For the 28 months of maturing we used three types of casks: 50% of the casks had already contained lambic, 25% had already been used for CoÌ‚tes du RhoÌ‚ne wine and 25% had already been used for Cognac. Beers that have matured in old Cognac casks take up the warmth of the alcohol while those from casks having contained red wine adopt winey and fruity characteristics.
This “wild” stout’s fruitiness and “cooked” side reveal rancio flavours that are characteristic of Madeira or Banyuls wines.
Having a little fun with one of Belgium’s best known artists, Rene Magritte, and one of his best known paintings, The treachery of images (a.k.a. Ceci n’est pas une pipe.)
People lined up to try the very limited release Zwanze, stretching about halfway down the block. So not as crazy as for Pliny the Younger, but a respectable number of people, and enough that not everyone in line could be guaranteed a sample by around an hour before opening time.
The doors to the brewpub opened at 11, an hour before the worldwide toast was to take place. Four other beers from Cantillon were available on draft — Gueuze, Iris, Kriek and Rose de Gambrinus — so people had something to enjoy while they waited. And Vinnie greeted people as he walked around while people were seated.
The first pour of this year’s Zwanze beer right at Noon.
Today is the birthday of legendary brewer Don Barkley. Barkley’s first brewing job was as assistant brewer at New Albion Brewing in Sonoma, California, America’s first modern microbrewery back in the late 1970s. He went on to help found Mendocino Brewing, and created most of their iconic brands, like Red Tail Ale and Eye of the Hawk. In 2008, Don became the brewmaster for Napa Smith Brewery in — you guessed it — Napa, and he’s been making great beer there, too, ever since. Join me in wishing Don a very happy birthday.
Don at the SF Beer Week Opening Gala in 2010.
Don, me and Ed Davis each with a 1979 bottle of New Albion beer, that Ed was kind enough to donate, when we did a vintage tasting of beer that Don helped brew over thirty years ago.

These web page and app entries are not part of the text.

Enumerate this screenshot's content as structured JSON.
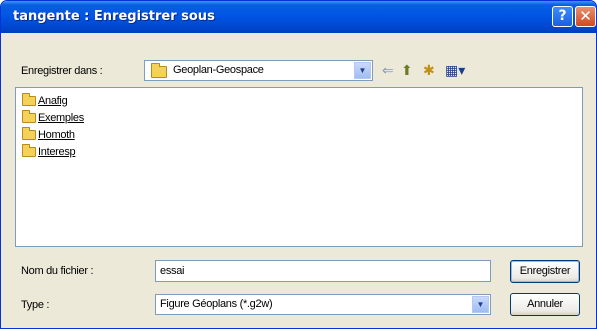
{
  "window": {
    "title": "tangente : Enregistrer sous",
    "help_label": "?",
    "close_label": "✕"
  },
  "location": {
    "label": "Enregistrer dans :",
    "value": "Geoplan-Geospace"
  },
  "toolbar": {
    "back_glyph": "⇐",
    "up_glyph": "⬆",
    "new_folder_glyph": "✱",
    "views_glyph": "▦▾"
  },
  "files": [
    {
      "name": "Anafig"
    },
    {
      "name": "Exemples"
    },
    {
      "name": "Homoth"
    },
    {
      "name": "Interesp"
    }
  ],
  "filename": {
    "label": "Nom du fichier :",
    "value": "essai"
  },
  "filetype": {
    "label": "Type :",
    "value": "Figure Géoplans (*.g2w)"
  },
  "buttons": {
    "save": "Enregistrer",
    "cancel": "Annuler"
  },
  "colors": {
    "titlebar": "#0055e5",
    "dialog_bg": "#ece9d8",
    "folder": "#f4d25a"
  }
}
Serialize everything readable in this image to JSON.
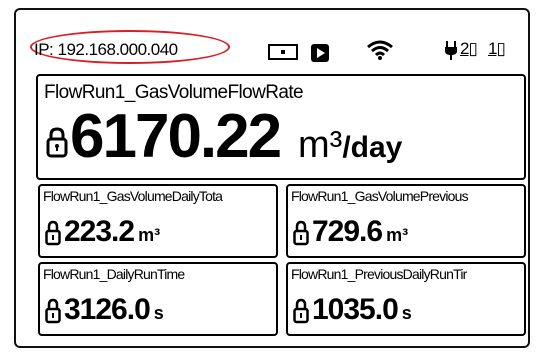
{
  "status": {
    "ip_text": "IP: 192.168.000.040",
    "icons": [
      "card-icon",
      "sd-card-icon",
      "wifi-icon",
      "plug-icon"
    ],
    "port2": "2",
    "port1": "1",
    "highlight_color": "#d81f26"
  },
  "main": {
    "title": "FlowRun1_GasVolumeFlowRate",
    "value": "6170.22",
    "unit_base": "m³",
    "unit_slash": "/day"
  },
  "cells": [
    {
      "title": "FlowRun1_GasVolumeDailyTota",
      "value": "223.2",
      "unit": "m³"
    },
    {
      "title": "FlowRun1_GasVolumePrevious",
      "value": "729.6",
      "unit": "m³"
    },
    {
      "title": "FlowRun1_DailyRunTime",
      "value": "3126.0",
      "unit": "s"
    },
    {
      "title": "FlowRun1_PreviousDailyRunTir",
      "value": "1035.0",
      "unit": "s"
    }
  ]
}
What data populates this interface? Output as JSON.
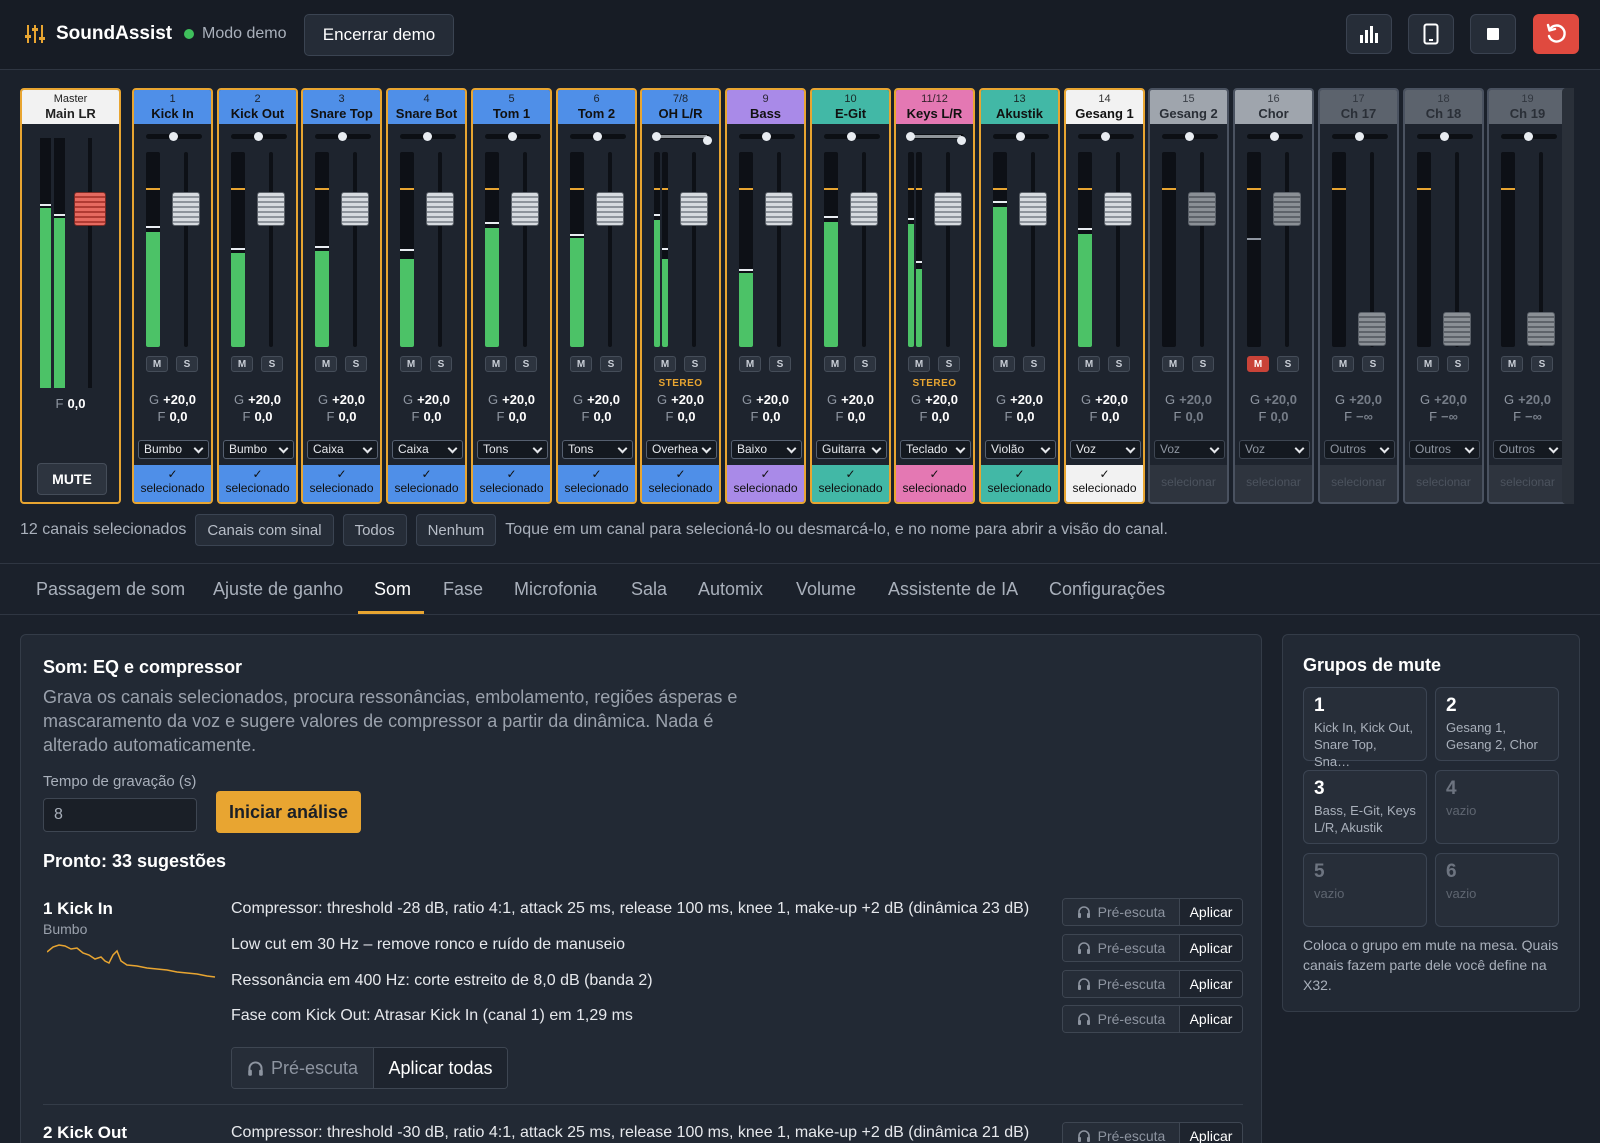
{
  "app": {
    "name": "SoundAssist",
    "demo_label": "Modo demo",
    "end_demo": "Encerrar demo"
  },
  "toolbar_icons": [
    "bar-chart-icon",
    "tablet-icon",
    "stop-icon",
    "reset-icon"
  ],
  "master": {
    "num": "Master",
    "name": "Main LR",
    "fader_prefix": "F",
    "fader": "0,0",
    "mute": "MUTE"
  },
  "channels": [
    {
      "num": "1",
      "name": "Kick In",
      "color": "#4f8fe8",
      "cat": "Bumbo",
      "sel": true,
      "level": 0.59,
      "peak": 0.61
    },
    {
      "num": "2",
      "name": "Kick Out",
      "color": "#4f8fe8",
      "cat": "Bumbo",
      "sel": true,
      "level": 0.48,
      "peak": 0.5
    },
    {
      "num": "3",
      "name": "Snare Top",
      "color": "#4f8fe8",
      "cat": "Caixa",
      "sel": true,
      "level": 0.49,
      "peak": 0.51
    },
    {
      "num": "4",
      "name": "Snare Bot",
      "color": "#4f8fe8",
      "cat": "Caixa",
      "sel": true,
      "level": 0.45,
      "peak": 0.49
    },
    {
      "num": "5",
      "name": "Tom 1",
      "color": "#4f8fe8",
      "cat": "Tons",
      "sel": true,
      "level": 0.61,
      "peak": 0.63
    },
    {
      "num": "6",
      "name": "Tom 2",
      "color": "#4f8fe8",
      "cat": "Tons",
      "sel": true,
      "level": 0.56,
      "peak": 0.57
    },
    {
      "num": "7/8",
      "name": "OH L/R",
      "color": "#4f8fe8",
      "cat": "Overhea",
      "sel": true,
      "stereo": true,
      "level": 0.65,
      "level2": 0.45,
      "peak": 0.67,
      "peak2": 0.5
    },
    {
      "num": "9",
      "name": "Bass",
      "color": "#a98ae8",
      "cat": "Baixo",
      "sel": true,
      "level": 0.38,
      "peak": 0.39
    },
    {
      "num": "10",
      "name": "E-Git",
      "color": "#42b8a6",
      "cat": "Guitarra",
      "sel": true,
      "level": 0.64,
      "peak": 0.66
    },
    {
      "num": "11/12",
      "name": "Keys L/R",
      "color": "#e478b3",
      "cat": "Teclado",
      "sel": true,
      "stereo": true,
      "level": 0.63,
      "level2": 0.4,
      "peak": 0.65,
      "peak2": 0.43
    },
    {
      "num": "13",
      "name": "Akustik",
      "color": "#42b8a6",
      "cat": "Violão",
      "sel": true,
      "level": 0.72,
      "peak": 0.74
    },
    {
      "num": "14",
      "name": "Gesang 1",
      "color": "#f2f2f2",
      "cat": "Voz",
      "sel": true,
      "level": 0.58,
      "peak": 0.6
    },
    {
      "num": "15",
      "name": "Gesang 2",
      "color": "#9fa5ad",
      "cat": "Voz",
      "sel": false,
      "level": 0,
      "peak": 0
    },
    {
      "num": "16",
      "name": "Chor",
      "color": "#9fa5ad",
      "cat": "Voz",
      "sel": false,
      "level": 0,
      "peak": 0.55,
      "mute": true
    },
    {
      "num": "17",
      "name": "Ch 17",
      "color": "#5c636d",
      "cat": "Outros",
      "sel": false,
      "level": 0,
      "peak": 0,
      "inf": true
    },
    {
      "num": "18",
      "name": "Ch 18",
      "color": "#5c636d",
      "cat": "Outros",
      "sel": false,
      "level": 0,
      "peak": 0,
      "inf": true
    },
    {
      "num": "19",
      "name": "Ch 19",
      "color": "#5c636d",
      "cat": "Outros",
      "sel": false,
      "level": 0,
      "peak": 0,
      "inf": true
    }
  ],
  "strip_labels": {
    "m": "M",
    "s": "S",
    "stereo": "STEREO",
    "g": "G",
    "f": "F",
    "gain": "+20,0",
    "fader": "0,0",
    "fader_inf": "−∞",
    "selected": "selecionado",
    "select": "selecionar",
    "check": "✓"
  },
  "selection": {
    "count": "12 canais selecionados",
    "chips": [
      "Canais com sinal",
      "Todos",
      "Nenhum"
    ],
    "hint": "Toque em um canal para selecioná-lo ou desmarcá-lo, e no nome para abrir a visão do canal."
  },
  "tabs": [
    "Passagem de som",
    "Ajuste de ganho",
    "Som",
    "Fase",
    "Microfonia",
    "Sala",
    "Automix",
    "Volume",
    "Assistente de IA",
    "Configurações"
  ],
  "active_tab": "Som",
  "panel": {
    "title": "Som: EQ e compressor",
    "desc": "Grava os canais selecionados, procura ressonâncias, embolamento, regiões ásperas e mascaramento da voz e sugere valores de compressor a partir da dinâmica. Nada é alterado automaticamente.",
    "rec_label": "Tempo de gravação (s)",
    "rec_value": "8",
    "start": "Iniciar análise",
    "ready": "Pronto: 33 sugestões",
    "prelisten": "Pré-escuta",
    "apply": "Aplicar",
    "apply_all": "Aplicar todas",
    "channels": [
      {
        "name": "1 Kick In",
        "cat": "Bumbo",
        "suggestions": [
          "Compressor: threshold -28 dB, ratio 4:1, attack 25 ms, release 100 ms, knee 1, make-up +2 dB (dinâmica 23 dB)",
          "Low cut em 30 Hz – remove ronco e ruído de manuseio",
          "Ressonância em 400 Hz: corte estreito de 8,0 dB (banda 2)",
          "Fase com Kick Out: Atrasar Kick In (canal 1) em 1,29 ms"
        ]
      },
      {
        "name": "2 Kick Out",
        "cat": "",
        "suggestions": [
          "Compressor: threshold -30 dB, ratio 4:1, attack 25 ms, release 100 ms, knee 1, make-up +2 dB (dinâmica 21 dB)"
        ]
      }
    ]
  },
  "mute_groups": {
    "title": "Grupos de mute",
    "groups": [
      {
        "n": "1",
        "members": "Kick In, Kick Out, Snare Top, Sna…"
      },
      {
        "n": "2",
        "members": "Gesang 1, Gesang 2, Chor"
      },
      {
        "n": "3",
        "members": "Bass, E-Git, Keys L/R, Akustik"
      },
      {
        "n": "4",
        "members": "vazio",
        "empty": true
      },
      {
        "n": "5",
        "members": "vazio",
        "empty": true
      },
      {
        "n": "6",
        "members": "vazio",
        "empty": true
      }
    ],
    "note": "Coloca o grupo em mute na mesa. Quais canais fazem parte dele você define na X32."
  },
  "colors": {
    "accent": "#e8a531",
    "meter": "#4cc267",
    "danger": "#e04a3f"
  }
}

When Dan Gordon and Dean Biersch opened the first brewpub in downtown Palo Alto in 1988, it was one of the few to focus on lagers, and one of the few to focus on fine dining, or at least a step up from the usual pub fare found at most brewpubs at the time. In 1999, two years after opening a production brewery in San Jose, the brewpubs were sold to a restaurant group which today is known as CraftWorks Restaurants and Breweries, headquartered in Chattanooga, Tennessee, and includes the Rock Bottom brewpubs as well as Gordon Biersch. Dean Biersch retired and went on to open the HopMonk Taverns in Sonoma County while Dan Gordon continues to run the production brewery in San Jose.
Today, September 16, CraftWorks announced that they had closed the brewpub on Emerson Street in Palo Alto, as of the close of business on Tuesday, September 15, and apparently “apologizing for short notice.” Unfortunately, there’s no additional information, or indeed any mention at all, about the closure on their Facebook page, website or on the parent company’s corporate website, which hasn’t updated their press releases since 2011.
NOTE: It turns out this was just half of the story. Read the other half, Dan Gordon To Re-Open Original Gordon Biersch Brewpub.